From there we can SSH to localhost on port 2222
Click anykey to get the Warning!: The changes may break controller settings and only be effective until reboot.

It will not give a response and will be awaiting a key stroke before your ready to go

Keep in mind all configurations will be lost, once connected back and provisioned by the cloud key.

To enter user privilege mode type: Enable
To enter Global Config mode type: Configure

And now we can configure the entire switch (also without the controller and more advanced settings.

In this case,
Selecting an interface (port 2): interface 0/2
adding a vlan to the interface (port 2): interface vlan participation include 22
and your lost Cloud Key should now be back on the correct vlan.
If you just need to bring back to management network on the switch, you can use: network mgmt_vlan 1
Note: 1 being the vlan you want to participate in.

NOTE:
If you need multiple vlan on 1 port – maybe with a UniFi AP AC Pro, you will see that the AP doesn’t have a configuration for management vlan, so we need to configure the native LAN for the device.
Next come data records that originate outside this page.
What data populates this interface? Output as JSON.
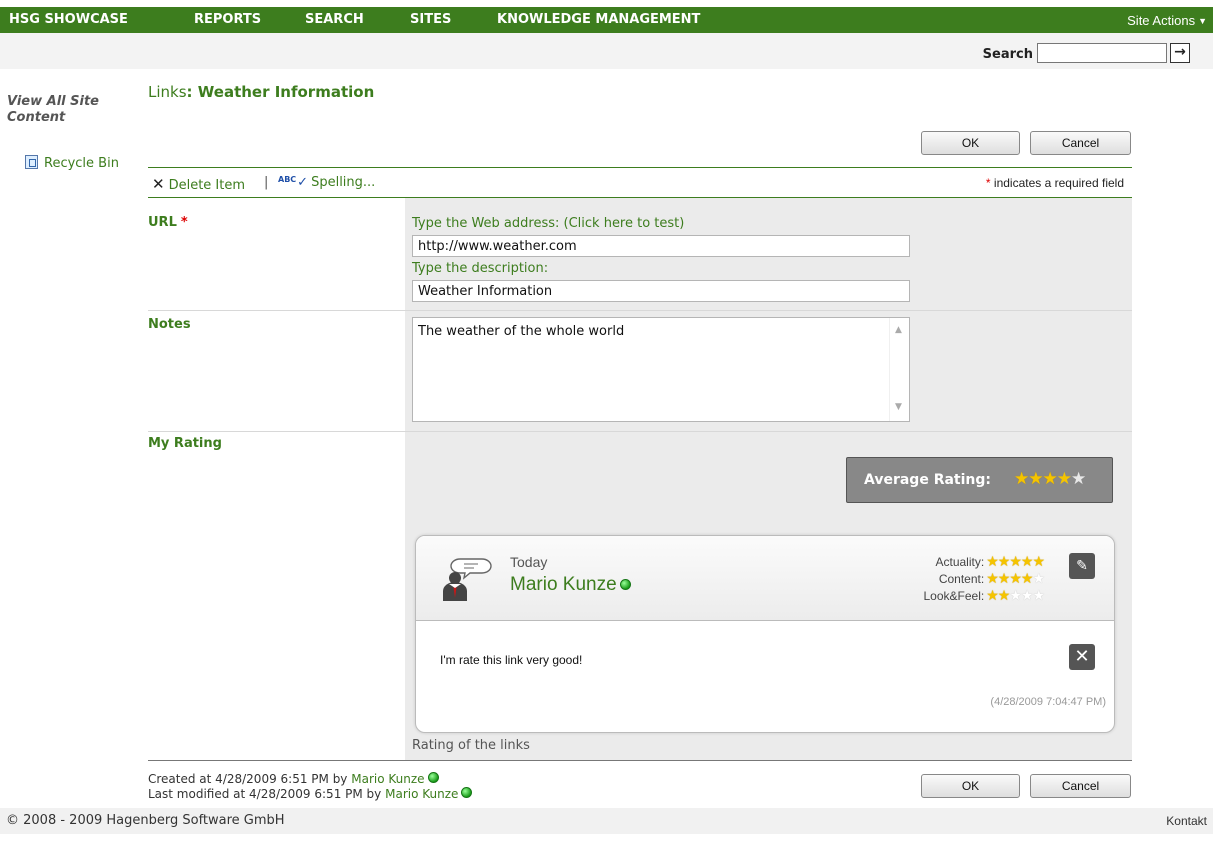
{
  "topnav": {
    "items": [
      "HSG SHOWCASE",
      "REPORTS",
      "SEARCH",
      "SITES",
      "KNOWLEDGE MANAGEMENT"
    ],
    "site_actions": "Site Actions",
    "color": "#3d7d1e"
  },
  "search": {
    "label": "Search",
    "value": "",
    "go_icon": "arrow-right-icon"
  },
  "leftnav": {
    "view_all": "View All Site Content",
    "recycle_bin": "Recycle Bin"
  },
  "title": {
    "prefix": "Links",
    "item": ": Weather Information"
  },
  "buttons": {
    "ok": "OK",
    "cancel": "Cancel"
  },
  "toolbar": {
    "delete": "Delete Item",
    "separator": "|",
    "spelling": "Spelling...",
    "required_marker": "*",
    "required_text": "indicates a required field"
  },
  "form": {
    "url": {
      "label": "URL",
      "required": "*",
      "address_label": "Type the Web address: (Click here to test)",
      "address_value": "http://www.weather.com",
      "description_label": "Type the description:",
      "description_value": "Weather Information"
    },
    "notes": {
      "label": "Notes",
      "value": "The weather of the whole world"
    },
    "rating": {
      "label": "My Rating",
      "average_label": "Average Rating:",
      "average_stars": 4.5,
      "card": {
        "when": "Today",
        "user": "Mario Kunze",
        "criteria": [
          {
            "name": "Actuality:",
            "stars": 5
          },
          {
            "name": "Content:",
            "stars": 4
          },
          {
            "name": "Look&Feel:",
            "stars": 2
          }
        ],
        "comment": "I'm rate this link very good!",
        "timestamp": "(4/28/2009 7:04:47 PM)"
      },
      "caption": "Rating of the links"
    }
  },
  "meta": {
    "created_prefix": "Created at 4/28/2009 6:51 PM  by",
    "created_by": "Mario Kunze",
    "modified_prefix": "Last modified at 4/28/2009 6:51 PM  by",
    "modified_by": "Mario Kunze"
  },
  "footer": {
    "copyright": "© 2008 - 2009 Hagenberg Software GmbH",
    "contact": "Kontakt"
  }
}
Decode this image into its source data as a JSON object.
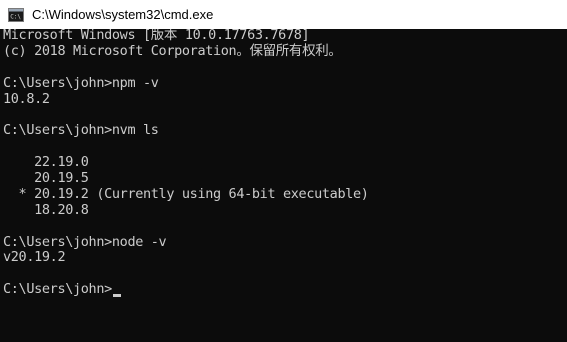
{
  "window": {
    "title": "C:\\Windows\\system32\\cmd.exe",
    "icon": "cmd-icon"
  },
  "console": {
    "lines": [
      "Microsoft Windows [版本 10.0.17763.7678]",
      "(c) 2018 Microsoft Corporation。保留所有权利。",
      "",
      "C:\\Users\\john>npm -v",
      "10.8.2",
      "",
      "C:\\Users\\john>nvm ls",
      "",
      "    22.19.0",
      "    20.19.5",
      "  * 20.19.2 (Currently using 64-bit executable)",
      "    18.20.8",
      "",
      "C:\\Users\\john>node -v",
      "v20.19.2",
      ""
    ],
    "prompt": "C:\\Users\\john>"
  }
}
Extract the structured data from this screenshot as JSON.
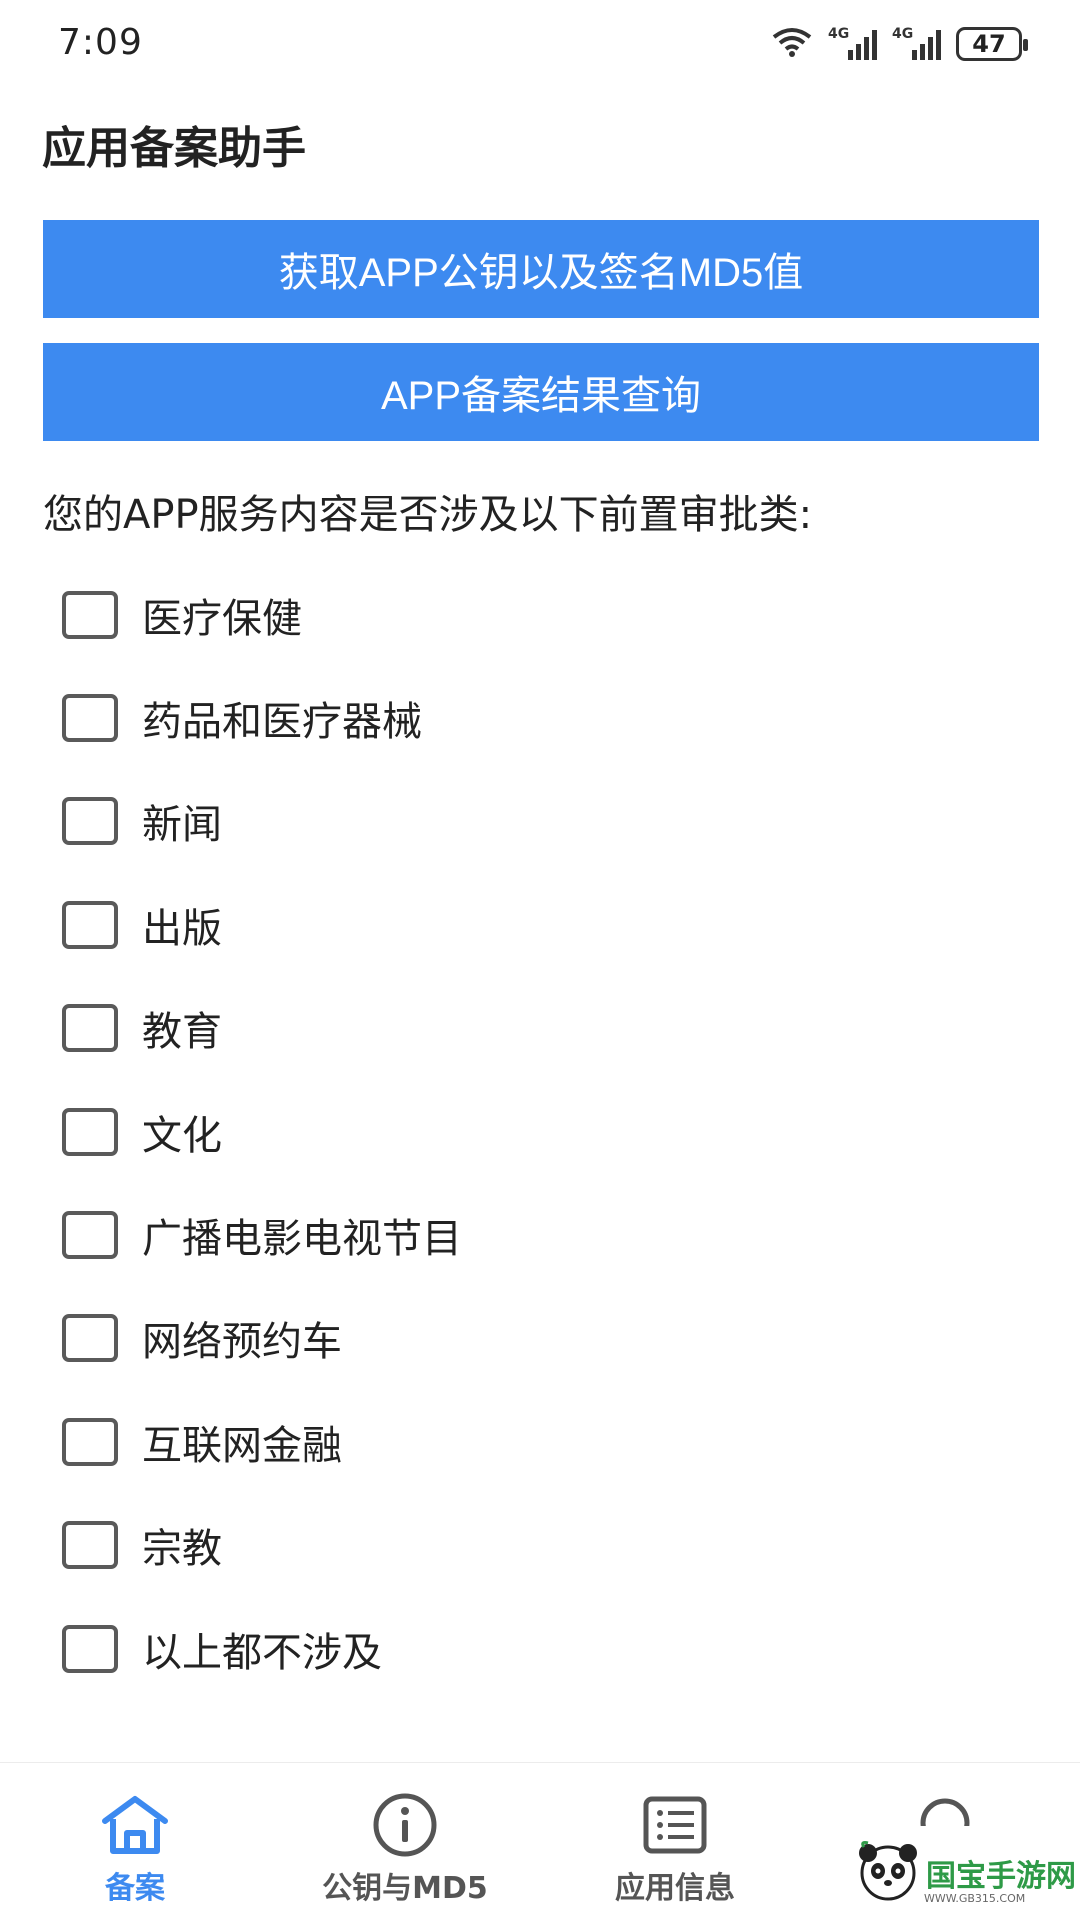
{
  "status_bar": {
    "time": "7:09",
    "battery": "47",
    "signal_label_1": "4G",
    "signal_label_2": "4G",
    "icons": [
      "wifi-icon",
      "signal-4g-icon",
      "signal-4g-icon",
      "battery-icon"
    ]
  },
  "header": {
    "title": "应用备案助手"
  },
  "actions": {
    "get_key_label": "获取APP公钥以及签名MD5值",
    "query_label": "APP备案结果查询"
  },
  "question": "您的APP服务内容是否涉及以下前置审批类:",
  "options": [
    {
      "label": "医疗保健",
      "checked": false
    },
    {
      "label": "药品和医疗器械",
      "checked": false
    },
    {
      "label": "新闻",
      "checked": false
    },
    {
      "label": "出版",
      "checked": false
    },
    {
      "label": "教育",
      "checked": false
    },
    {
      "label": "文化",
      "checked": false
    },
    {
      "label": "广播电影电视节目",
      "checked": false
    },
    {
      "label": "网络预约车",
      "checked": false
    },
    {
      "label": "互联网金融",
      "checked": false
    },
    {
      "label": "宗教",
      "checked": false
    },
    {
      "label": "以上都不涉及",
      "checked": false
    }
  ],
  "bottom_nav": [
    {
      "label": "备案",
      "icon": "home-icon",
      "active": true
    },
    {
      "label": "公钥与MD5",
      "icon": "info-icon",
      "active": false
    },
    {
      "label": "应用信息",
      "icon": "list-icon",
      "active": false
    },
    {
      "label": "",
      "icon": "profile-icon",
      "active": false
    }
  ],
  "watermark": {
    "text": "国宝手游网",
    "sub": "WWW.GB315.COM"
  },
  "colors": {
    "accent": "#3d8af0",
    "text": "#222222",
    "checkbox_border": "#5a5a5a"
  }
}
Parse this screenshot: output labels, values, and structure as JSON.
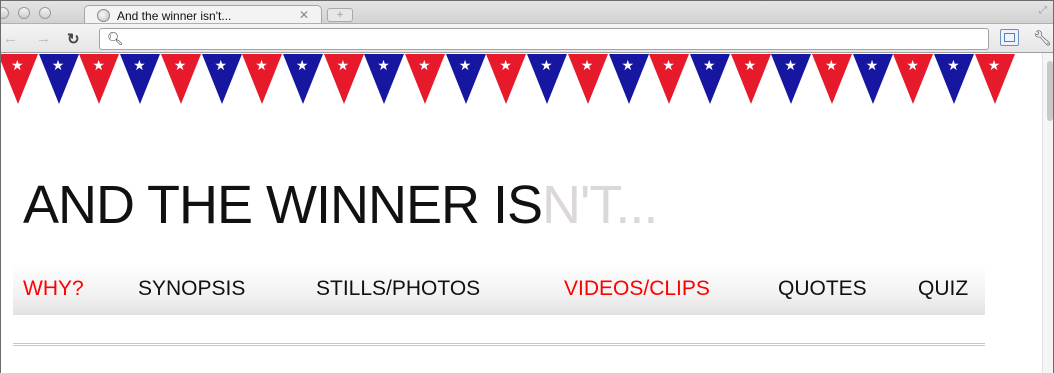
{
  "browser": {
    "tab_title": "And the winner isn't...",
    "tab_close_glyph": "✕",
    "newtab_glyph": "+",
    "address_value": "",
    "icons": [
      "close-window-icon",
      "minimize-icon",
      "zoom-icon",
      "globe-icon",
      "back-arrow-icon",
      "forward-arrow-icon",
      "reload-icon",
      "search-icon",
      "page-action-icon",
      "wrench-icon"
    ]
  },
  "site": {
    "title_main": "AND THE WINNER IS",
    "title_faded": "N'T...",
    "colors": {
      "title": "#111111",
      "title_faded": "#dcd8d8",
      "nav_active": "#ff0000",
      "nav_default": "#111111",
      "pennant_red": "#e61a2a",
      "pennant_blue": "#1616a0"
    }
  },
  "nav": {
    "items": [
      {
        "label": "WHY?",
        "active": true
      },
      {
        "label": "SYNOPSIS",
        "active": false
      },
      {
        "label": "STILLS/PHOTOS",
        "active": false
      },
      {
        "label": "VIDEOS/CLIPS",
        "active": true
      },
      {
        "label": "QUOTES",
        "active": false
      },
      {
        "label": "QUIZ",
        "active": false
      }
    ]
  }
}
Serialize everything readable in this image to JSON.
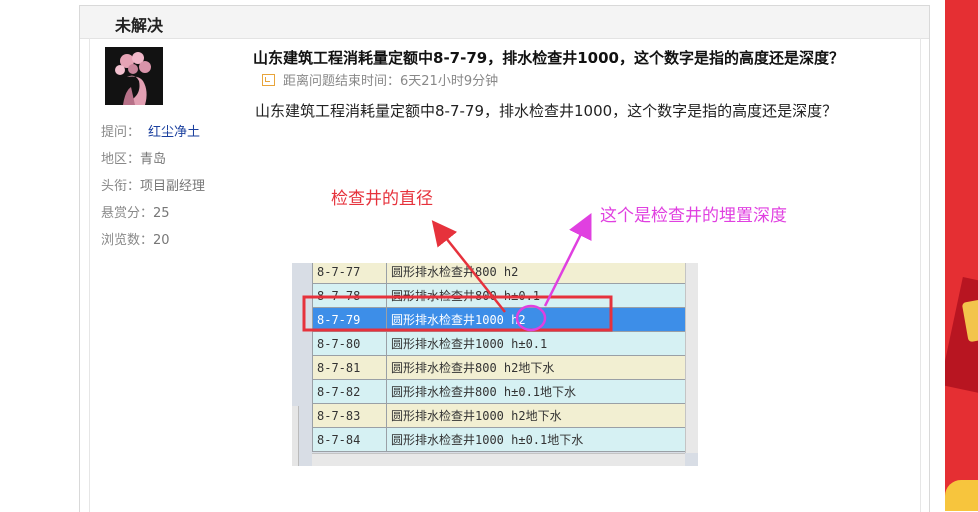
{
  "section": {
    "status_title": "未解决"
  },
  "asker": {
    "label_asker": "提问：",
    "name": "红尘净土",
    "region_label": "地区：",
    "region": "青岛",
    "title_label": "头衔：",
    "title": "项目副经理",
    "bounty_label": "悬赏分：",
    "bounty": "25",
    "views_label": "浏览数：",
    "views": "20"
  },
  "question": {
    "title": "山东建筑工程消耗量定额中8-7-79，排水检查井1000，这个数字是指的高度还是深度？",
    "timer_label": "距离问题结束时间：",
    "timer_value": "6天21小时9分钟",
    "body": "山东建筑工程消耗量定额中8-7-79，排水检查井1000，这个数字是指的高度还是深度？"
  },
  "annotations": {
    "diameter_note": "检查井的直径",
    "depth_note": "这个是检查井的埋置深度"
  },
  "screenshot_table": {
    "rows": [
      {
        "code": "8-7-77",
        "name": "圆形排水检查井800 h2",
        "tone": "y"
      },
      {
        "code": "8-7-78",
        "name": "圆形排水检查井800 h±0.1",
        "tone": "b"
      },
      {
        "code": "8-7-79",
        "name": "圆形排水检查井1000 h2",
        "tone": "sel"
      },
      {
        "code": "8-7-80",
        "name": "圆形排水检查井1000 h±0.1",
        "tone": "b"
      },
      {
        "code": "8-7-81",
        "name": "圆形排水检查井800 h2地下水",
        "tone": "y"
      },
      {
        "code": "8-7-82",
        "name": "圆形排水检查井800 h±0.1地下水",
        "tone": "b"
      },
      {
        "code": "8-7-83",
        "name": "圆形排水检查井1000 h2地下水",
        "tone": "y"
      },
      {
        "code": "8-7-84",
        "name": "圆形排水检查井1000 h±0.1地下水",
        "tone": "b"
      }
    ]
  },
  "colors": {
    "red_annotation": "#e6323c",
    "magenta_annotation": "#e040e0",
    "selection_blue": "#3d8ee8",
    "banner_red": "#e52f33"
  }
}
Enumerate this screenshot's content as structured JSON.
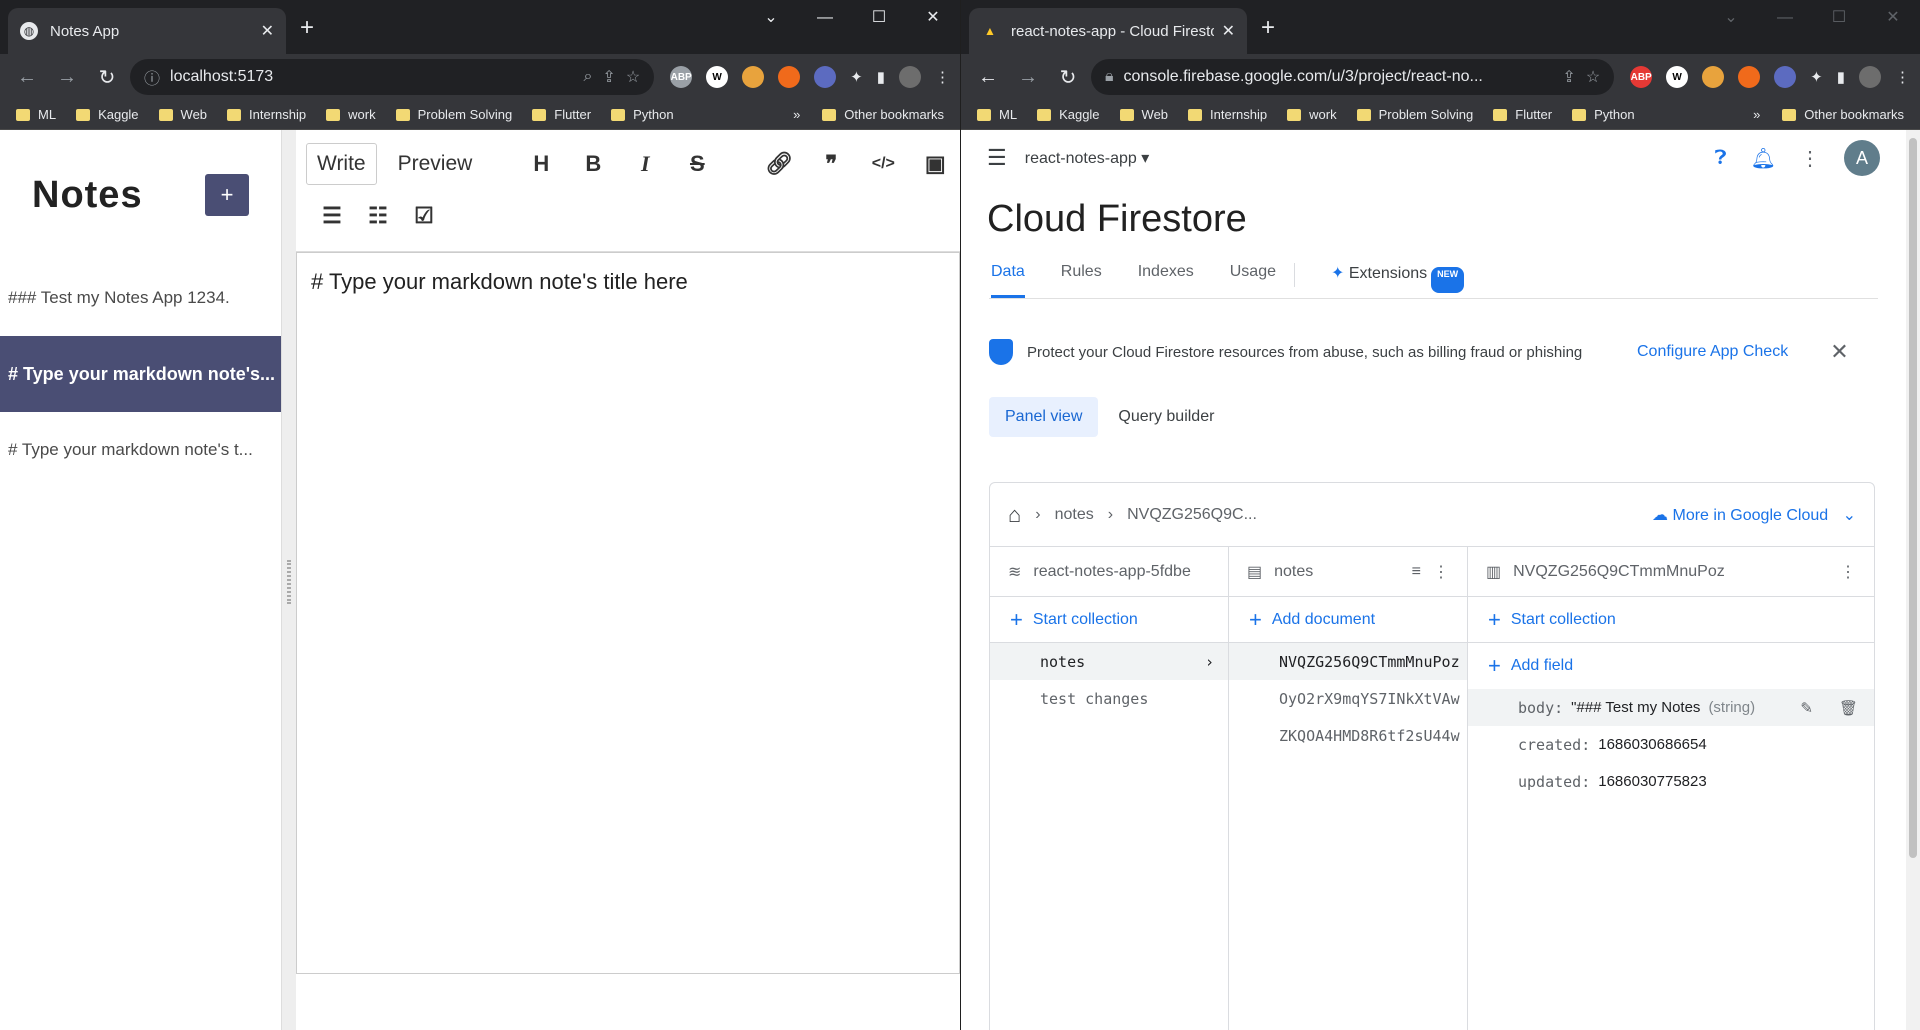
{
  "left": {
    "tab_title": "Notes App",
    "url": "localhost:5173",
    "bookmarks": [
      "ML",
      "Kaggle",
      "Web",
      "Internship",
      "work",
      "Problem Solving",
      "Flutter",
      "Python"
    ],
    "other_bookmarks": "Other bookmarks",
    "notes_title": "Notes",
    "add_label": "+",
    "notes": [
      "### Test my Notes App 1234.",
      "# Type your markdown note's...",
      "# Type your markdown note's t..."
    ],
    "selected_note_index": 1,
    "editor": {
      "write": "Write",
      "preview": "Preview",
      "content": "# Type your markdown note's title here"
    }
  },
  "right": {
    "tab_title": "react-notes-app - Cloud Firestore - F",
    "url": "console.firebase.google.com/u/3/project/react-no...",
    "bookmarks": [
      "ML",
      "Kaggle",
      "Web",
      "Internship",
      "work",
      "Problem Solving",
      "Flutter",
      "Python"
    ],
    "other_bookmarks": "Other bookmarks",
    "project": "react-notes-app",
    "avatar": "A",
    "title": "Cloud Firestore",
    "tabs": [
      "Data",
      "Rules",
      "Indexes",
      "Usage",
      "Extensions"
    ],
    "new_badge": "NEW",
    "banner": "Protect your Cloud Firestore resources from abuse, such as billing fraud or phishing",
    "banner_link": "Configure App Check",
    "panel_view": "Panel view",
    "query_builder": "Query builder",
    "crumbs": [
      "notes",
      "NVQZG256Q9C..."
    ],
    "more_cloud": "More in Google Cloud",
    "col1": {
      "header": "react-notes-app-5fdbe",
      "action": "Start collection",
      "rows": [
        "notes",
        "test changes"
      ]
    },
    "col2": {
      "header": "notes",
      "action": "Add document",
      "rows": [
        "NVQZG256Q9CTmmMnuPoz",
        "OyO2rX9mqYS7INkXtVAw",
        "ZKQOA4HMD8R6tf2sU44w"
      ]
    },
    "col3": {
      "header": "NVQZG256Q9CTmmMnuPoz",
      "action": "Start collection",
      "add_field": "Add field",
      "fields": [
        {
          "key": "body:",
          "value": "\"### Test my Notes",
          "type": "(string)"
        },
        {
          "key": "created:",
          "value": "1686030686654",
          "type": ""
        },
        {
          "key": "updated:",
          "value": "1686030775823",
          "type": ""
        }
      ]
    }
  }
}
It only requires 3 steps, it can be a bit confusing configuring and adding a bit more complexity.

– Defined Netowrk/VLANs in Controller Settings
– Manage or Create Network Profiles for the switch in the Switch Configuration
– Assign Networks/VLANS or Profiles to the Port(s)

There is a nice explanation here: A-non-expert-Guide-to-VLAN-and-Trunks-in-Unifi-Switches